• atrophy;
  • complex I;
  • inflammation;
  • mitochondria;
  • mitochondrial deletions;
  • sIBM


Sporadic inclusion body myositis (sIBM) is the most common late onset muscle disease causing progressive weakness. In light of the lack of effective treatment, we investigated potential causes underlying muscle wasting. We hypothesized that accumulation of mitochondrial respiratory deficiency in muscle fibres may lead to fibre atrophy and degeneration, contributing to muscle mass reduction.


Histochemical and immunohistochemical analyses were performed on muscle biopsies from 16 sIBM patients to detect activity of mitochondrial enzymes and expression of mitochondrial respiratory chain proteins along with inflammatory markers respectively. Mitochondrial DNA mutations were assessed in single muscle fibres using real-time PCR.


We identified respiratory-deficient fibres at different stages of mitochondrial dysfunction, with downregulated expression of complex I of mitochondrial respiratory chain being the initial feature. We detected mitochondrial DNA rearrangements in the majority of individual respiratory-deficient muscle fibres. There was a strong correlation between number of T lymphocytes and macrophages residing in muscle tissue and the abundance of respiratory-deficient fibres. Moreover, we found that respiratory-deficient muscle fibres were more likely to be atrophic compared with respiratory-normal counterparts.
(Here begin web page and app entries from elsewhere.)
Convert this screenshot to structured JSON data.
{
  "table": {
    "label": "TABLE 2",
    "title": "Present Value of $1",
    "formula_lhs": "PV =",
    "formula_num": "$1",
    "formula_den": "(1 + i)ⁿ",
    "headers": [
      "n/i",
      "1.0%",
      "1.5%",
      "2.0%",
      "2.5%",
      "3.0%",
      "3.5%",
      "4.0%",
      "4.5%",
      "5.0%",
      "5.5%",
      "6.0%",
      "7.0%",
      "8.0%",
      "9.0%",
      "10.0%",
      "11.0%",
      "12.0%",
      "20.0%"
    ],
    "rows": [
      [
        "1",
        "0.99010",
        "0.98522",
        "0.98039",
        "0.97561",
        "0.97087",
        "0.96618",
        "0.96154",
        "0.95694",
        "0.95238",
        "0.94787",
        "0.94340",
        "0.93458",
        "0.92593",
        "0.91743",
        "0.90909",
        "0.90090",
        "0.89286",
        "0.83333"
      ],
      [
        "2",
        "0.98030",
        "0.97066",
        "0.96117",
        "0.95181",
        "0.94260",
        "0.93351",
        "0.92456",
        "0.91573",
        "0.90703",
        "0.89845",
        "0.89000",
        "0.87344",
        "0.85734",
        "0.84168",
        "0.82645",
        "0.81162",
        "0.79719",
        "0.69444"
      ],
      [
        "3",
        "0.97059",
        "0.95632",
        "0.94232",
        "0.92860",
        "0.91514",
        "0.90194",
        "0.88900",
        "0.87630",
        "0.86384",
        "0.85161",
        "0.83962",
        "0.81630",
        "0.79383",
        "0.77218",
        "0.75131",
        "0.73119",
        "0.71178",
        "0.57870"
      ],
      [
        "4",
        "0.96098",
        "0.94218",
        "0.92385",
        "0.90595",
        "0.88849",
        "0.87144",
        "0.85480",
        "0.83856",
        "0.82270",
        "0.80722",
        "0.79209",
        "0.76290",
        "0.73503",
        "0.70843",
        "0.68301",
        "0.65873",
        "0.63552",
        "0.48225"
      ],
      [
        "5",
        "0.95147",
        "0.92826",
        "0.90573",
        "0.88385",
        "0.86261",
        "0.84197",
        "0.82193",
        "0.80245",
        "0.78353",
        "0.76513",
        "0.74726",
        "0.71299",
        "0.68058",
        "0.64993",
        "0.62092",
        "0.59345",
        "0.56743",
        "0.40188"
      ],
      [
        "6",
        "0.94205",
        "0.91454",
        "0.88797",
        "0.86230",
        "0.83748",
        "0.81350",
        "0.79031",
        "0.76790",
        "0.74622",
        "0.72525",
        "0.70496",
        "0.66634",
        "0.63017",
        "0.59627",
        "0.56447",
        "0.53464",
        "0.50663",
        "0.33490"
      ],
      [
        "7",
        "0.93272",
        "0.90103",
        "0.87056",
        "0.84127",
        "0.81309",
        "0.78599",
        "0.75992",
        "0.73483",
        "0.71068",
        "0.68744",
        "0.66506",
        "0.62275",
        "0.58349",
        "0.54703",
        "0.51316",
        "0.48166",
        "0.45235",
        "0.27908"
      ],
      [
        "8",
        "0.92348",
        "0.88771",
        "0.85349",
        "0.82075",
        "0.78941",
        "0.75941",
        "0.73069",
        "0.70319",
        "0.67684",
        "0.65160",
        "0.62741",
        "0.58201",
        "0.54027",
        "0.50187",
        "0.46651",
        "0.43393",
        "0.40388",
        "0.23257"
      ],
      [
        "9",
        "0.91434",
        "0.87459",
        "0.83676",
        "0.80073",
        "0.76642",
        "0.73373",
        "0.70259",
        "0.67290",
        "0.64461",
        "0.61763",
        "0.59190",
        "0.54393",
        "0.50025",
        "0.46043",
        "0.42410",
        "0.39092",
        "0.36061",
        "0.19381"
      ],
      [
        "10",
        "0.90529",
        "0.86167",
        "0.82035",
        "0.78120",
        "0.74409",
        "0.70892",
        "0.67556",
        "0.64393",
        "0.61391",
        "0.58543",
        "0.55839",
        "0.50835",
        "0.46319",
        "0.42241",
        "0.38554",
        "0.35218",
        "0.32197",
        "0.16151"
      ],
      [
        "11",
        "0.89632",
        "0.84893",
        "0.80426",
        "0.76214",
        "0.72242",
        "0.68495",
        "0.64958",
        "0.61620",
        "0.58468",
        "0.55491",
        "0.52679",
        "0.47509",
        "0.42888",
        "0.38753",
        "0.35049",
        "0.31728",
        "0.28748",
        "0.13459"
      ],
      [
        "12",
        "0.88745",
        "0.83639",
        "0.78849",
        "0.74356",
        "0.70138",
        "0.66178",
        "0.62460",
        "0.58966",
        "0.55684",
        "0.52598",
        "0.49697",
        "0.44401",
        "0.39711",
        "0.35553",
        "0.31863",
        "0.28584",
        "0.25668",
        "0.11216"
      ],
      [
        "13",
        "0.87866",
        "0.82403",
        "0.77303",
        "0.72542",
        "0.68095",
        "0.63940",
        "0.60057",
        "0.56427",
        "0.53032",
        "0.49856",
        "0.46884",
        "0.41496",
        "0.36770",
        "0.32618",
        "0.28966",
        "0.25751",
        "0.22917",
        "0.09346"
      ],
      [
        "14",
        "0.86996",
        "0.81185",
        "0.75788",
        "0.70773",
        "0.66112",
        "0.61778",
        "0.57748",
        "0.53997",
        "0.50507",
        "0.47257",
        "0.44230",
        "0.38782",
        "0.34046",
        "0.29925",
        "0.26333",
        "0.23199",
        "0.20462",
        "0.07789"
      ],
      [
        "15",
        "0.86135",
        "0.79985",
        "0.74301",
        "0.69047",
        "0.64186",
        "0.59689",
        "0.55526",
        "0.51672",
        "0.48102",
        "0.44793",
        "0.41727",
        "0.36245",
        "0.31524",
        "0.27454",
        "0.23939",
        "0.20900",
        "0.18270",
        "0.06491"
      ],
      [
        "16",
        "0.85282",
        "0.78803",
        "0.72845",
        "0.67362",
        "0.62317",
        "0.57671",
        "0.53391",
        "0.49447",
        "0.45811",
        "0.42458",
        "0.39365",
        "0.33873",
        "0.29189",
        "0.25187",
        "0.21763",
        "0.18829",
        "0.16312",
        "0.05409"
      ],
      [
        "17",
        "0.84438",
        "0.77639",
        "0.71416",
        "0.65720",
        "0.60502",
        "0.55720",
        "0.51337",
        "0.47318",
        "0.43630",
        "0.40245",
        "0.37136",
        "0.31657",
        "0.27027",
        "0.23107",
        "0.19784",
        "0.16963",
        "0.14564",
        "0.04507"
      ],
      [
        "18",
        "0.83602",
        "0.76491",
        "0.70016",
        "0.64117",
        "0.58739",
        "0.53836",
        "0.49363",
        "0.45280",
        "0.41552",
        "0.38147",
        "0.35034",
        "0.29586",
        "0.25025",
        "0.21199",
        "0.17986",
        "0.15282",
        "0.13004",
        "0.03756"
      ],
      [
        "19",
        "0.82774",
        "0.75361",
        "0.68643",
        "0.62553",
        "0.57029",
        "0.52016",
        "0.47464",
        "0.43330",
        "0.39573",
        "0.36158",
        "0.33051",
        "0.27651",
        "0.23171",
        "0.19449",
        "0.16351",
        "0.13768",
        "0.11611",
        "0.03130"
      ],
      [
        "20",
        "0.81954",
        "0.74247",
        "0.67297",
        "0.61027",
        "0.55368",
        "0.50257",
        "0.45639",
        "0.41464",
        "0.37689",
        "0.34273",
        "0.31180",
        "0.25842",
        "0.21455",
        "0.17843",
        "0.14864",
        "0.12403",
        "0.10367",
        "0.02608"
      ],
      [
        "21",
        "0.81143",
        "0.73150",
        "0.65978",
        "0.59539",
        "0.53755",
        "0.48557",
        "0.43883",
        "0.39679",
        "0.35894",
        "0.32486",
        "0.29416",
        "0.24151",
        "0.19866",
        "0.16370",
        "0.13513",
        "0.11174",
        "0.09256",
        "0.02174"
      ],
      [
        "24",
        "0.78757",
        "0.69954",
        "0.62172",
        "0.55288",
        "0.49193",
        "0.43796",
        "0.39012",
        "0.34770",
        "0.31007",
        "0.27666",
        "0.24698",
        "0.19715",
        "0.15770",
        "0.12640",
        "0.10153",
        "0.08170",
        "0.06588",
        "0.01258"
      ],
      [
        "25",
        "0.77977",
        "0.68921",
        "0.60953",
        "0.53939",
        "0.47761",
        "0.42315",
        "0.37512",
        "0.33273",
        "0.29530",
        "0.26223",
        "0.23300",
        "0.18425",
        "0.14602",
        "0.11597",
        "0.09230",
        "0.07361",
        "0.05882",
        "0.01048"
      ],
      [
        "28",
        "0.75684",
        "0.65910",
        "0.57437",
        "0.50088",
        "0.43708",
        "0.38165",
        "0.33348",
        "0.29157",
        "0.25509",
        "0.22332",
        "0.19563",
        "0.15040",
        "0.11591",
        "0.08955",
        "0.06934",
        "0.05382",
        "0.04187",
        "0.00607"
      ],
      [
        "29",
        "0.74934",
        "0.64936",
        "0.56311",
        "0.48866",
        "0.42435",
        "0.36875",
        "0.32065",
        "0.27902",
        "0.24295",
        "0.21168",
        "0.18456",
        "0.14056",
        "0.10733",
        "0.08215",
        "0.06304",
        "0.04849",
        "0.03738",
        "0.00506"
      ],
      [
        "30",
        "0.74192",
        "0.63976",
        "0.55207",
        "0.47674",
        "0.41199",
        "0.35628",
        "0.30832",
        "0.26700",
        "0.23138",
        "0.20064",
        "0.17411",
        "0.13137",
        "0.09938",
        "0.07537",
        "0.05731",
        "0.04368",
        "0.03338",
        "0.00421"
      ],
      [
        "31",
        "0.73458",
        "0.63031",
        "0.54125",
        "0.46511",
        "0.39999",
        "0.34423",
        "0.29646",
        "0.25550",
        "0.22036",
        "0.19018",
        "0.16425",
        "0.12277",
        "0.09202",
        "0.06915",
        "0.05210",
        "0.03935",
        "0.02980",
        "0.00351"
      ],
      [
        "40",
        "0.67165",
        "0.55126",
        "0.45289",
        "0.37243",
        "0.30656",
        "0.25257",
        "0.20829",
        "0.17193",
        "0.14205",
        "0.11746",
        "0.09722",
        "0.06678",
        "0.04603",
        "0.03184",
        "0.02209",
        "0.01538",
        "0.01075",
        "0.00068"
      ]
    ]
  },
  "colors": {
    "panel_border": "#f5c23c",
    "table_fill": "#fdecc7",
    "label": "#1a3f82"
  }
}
Our findings suggest that mitochondrial dysfunction has a role in sIBM progression. A strong correlation between the severity of inflammation, degree of mitochondrial changes and atrophy implicated existence of a mechanistic link between these three parameters. We propose a role for inflammatory cells in the initiation of mitochondrial DNA damage, which when accumulated, causes respiratory dysfunction, fibre atrophy and ultimately degeneration of muscle fibres.